> THE INPUT
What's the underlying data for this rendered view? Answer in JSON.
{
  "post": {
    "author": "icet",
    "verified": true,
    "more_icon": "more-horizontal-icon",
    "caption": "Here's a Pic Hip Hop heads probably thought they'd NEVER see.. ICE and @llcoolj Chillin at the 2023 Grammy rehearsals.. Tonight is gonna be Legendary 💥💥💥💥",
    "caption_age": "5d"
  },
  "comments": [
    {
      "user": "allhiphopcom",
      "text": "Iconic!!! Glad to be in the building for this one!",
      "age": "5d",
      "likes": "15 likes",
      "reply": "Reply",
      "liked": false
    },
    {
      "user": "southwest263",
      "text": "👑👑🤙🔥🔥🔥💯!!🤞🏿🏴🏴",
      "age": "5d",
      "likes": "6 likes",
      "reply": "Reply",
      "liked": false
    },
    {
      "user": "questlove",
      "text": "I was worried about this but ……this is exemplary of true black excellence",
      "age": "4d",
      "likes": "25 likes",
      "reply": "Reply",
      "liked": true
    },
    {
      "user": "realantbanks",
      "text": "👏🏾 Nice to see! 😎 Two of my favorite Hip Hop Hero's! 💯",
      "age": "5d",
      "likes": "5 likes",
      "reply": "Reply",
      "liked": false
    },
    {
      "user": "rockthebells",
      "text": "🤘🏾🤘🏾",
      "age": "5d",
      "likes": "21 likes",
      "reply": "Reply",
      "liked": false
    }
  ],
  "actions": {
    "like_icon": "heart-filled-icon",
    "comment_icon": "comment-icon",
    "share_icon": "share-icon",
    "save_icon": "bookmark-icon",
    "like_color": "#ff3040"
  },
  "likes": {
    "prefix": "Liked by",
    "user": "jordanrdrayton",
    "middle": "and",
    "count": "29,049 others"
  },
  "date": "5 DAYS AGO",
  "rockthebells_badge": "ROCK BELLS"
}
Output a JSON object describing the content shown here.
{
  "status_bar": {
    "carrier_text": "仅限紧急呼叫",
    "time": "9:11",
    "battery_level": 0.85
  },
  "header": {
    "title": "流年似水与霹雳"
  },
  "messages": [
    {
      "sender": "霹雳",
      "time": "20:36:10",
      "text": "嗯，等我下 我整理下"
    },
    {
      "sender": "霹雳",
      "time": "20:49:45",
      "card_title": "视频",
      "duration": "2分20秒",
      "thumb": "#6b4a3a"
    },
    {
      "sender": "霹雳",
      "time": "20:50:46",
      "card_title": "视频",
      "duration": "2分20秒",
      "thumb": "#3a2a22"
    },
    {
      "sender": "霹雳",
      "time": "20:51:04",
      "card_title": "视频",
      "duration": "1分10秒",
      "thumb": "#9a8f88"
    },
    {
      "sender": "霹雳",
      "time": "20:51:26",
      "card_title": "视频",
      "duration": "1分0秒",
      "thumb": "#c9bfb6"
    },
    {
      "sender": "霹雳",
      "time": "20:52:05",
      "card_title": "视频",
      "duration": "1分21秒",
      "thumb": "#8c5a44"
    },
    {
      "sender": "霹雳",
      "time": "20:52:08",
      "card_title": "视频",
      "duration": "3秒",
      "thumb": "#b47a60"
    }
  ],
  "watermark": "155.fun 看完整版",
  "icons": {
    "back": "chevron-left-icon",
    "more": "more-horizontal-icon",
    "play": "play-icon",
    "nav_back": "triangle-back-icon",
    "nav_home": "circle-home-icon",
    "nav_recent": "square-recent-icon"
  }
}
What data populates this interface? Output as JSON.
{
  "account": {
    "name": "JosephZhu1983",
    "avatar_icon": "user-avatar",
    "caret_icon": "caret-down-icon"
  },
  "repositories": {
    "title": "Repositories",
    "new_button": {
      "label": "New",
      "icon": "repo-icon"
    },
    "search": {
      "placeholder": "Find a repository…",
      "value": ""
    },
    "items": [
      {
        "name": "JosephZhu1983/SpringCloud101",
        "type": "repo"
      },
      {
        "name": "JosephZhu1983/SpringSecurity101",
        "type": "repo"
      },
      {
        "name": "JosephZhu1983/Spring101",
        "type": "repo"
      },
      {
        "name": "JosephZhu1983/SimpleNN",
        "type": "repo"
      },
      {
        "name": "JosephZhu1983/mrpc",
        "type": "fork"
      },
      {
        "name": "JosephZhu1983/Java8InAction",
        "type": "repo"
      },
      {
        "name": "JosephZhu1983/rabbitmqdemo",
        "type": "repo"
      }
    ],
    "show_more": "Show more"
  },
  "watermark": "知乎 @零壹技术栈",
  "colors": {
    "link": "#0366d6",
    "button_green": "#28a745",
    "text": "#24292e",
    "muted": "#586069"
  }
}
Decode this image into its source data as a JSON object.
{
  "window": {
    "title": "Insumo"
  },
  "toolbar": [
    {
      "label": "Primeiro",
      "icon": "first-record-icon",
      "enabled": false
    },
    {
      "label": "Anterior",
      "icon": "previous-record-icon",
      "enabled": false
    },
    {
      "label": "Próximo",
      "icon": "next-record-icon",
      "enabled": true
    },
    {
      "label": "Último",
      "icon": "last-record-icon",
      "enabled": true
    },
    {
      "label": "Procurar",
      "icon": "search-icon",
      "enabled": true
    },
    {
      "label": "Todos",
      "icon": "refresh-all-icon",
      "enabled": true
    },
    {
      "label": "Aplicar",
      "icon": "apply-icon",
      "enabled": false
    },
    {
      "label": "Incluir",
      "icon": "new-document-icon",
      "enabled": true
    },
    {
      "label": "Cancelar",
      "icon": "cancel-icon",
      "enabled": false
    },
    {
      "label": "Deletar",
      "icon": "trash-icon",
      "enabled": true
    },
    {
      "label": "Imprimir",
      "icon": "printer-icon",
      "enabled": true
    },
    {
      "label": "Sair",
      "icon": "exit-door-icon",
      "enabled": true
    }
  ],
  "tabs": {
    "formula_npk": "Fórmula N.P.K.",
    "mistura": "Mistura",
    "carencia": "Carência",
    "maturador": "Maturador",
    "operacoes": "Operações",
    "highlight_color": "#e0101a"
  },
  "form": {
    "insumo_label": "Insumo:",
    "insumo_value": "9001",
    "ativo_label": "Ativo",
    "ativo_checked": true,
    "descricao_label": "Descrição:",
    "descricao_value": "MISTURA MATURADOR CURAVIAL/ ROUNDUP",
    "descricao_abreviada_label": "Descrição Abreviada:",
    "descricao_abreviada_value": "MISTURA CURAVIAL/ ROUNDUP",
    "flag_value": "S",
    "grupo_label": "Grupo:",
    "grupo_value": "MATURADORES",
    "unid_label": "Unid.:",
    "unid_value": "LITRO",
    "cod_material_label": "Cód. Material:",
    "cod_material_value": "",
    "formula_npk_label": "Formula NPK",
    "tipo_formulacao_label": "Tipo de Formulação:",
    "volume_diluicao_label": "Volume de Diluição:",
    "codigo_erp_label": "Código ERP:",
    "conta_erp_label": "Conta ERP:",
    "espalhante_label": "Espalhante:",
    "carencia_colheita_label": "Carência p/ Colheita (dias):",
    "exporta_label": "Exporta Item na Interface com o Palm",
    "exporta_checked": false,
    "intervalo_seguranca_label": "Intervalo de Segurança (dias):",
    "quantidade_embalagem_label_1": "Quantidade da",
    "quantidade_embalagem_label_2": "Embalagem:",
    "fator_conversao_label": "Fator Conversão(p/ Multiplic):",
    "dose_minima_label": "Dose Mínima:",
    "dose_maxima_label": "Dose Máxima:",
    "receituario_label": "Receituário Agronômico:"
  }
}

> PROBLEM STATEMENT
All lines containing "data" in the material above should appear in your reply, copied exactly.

> RESPONSE TO THIS TASK
What's the underlying data for this rendered view? Answer in JSON.
What data populates this interface? Output as JSON.
Decode this image into its source data as a JSON object.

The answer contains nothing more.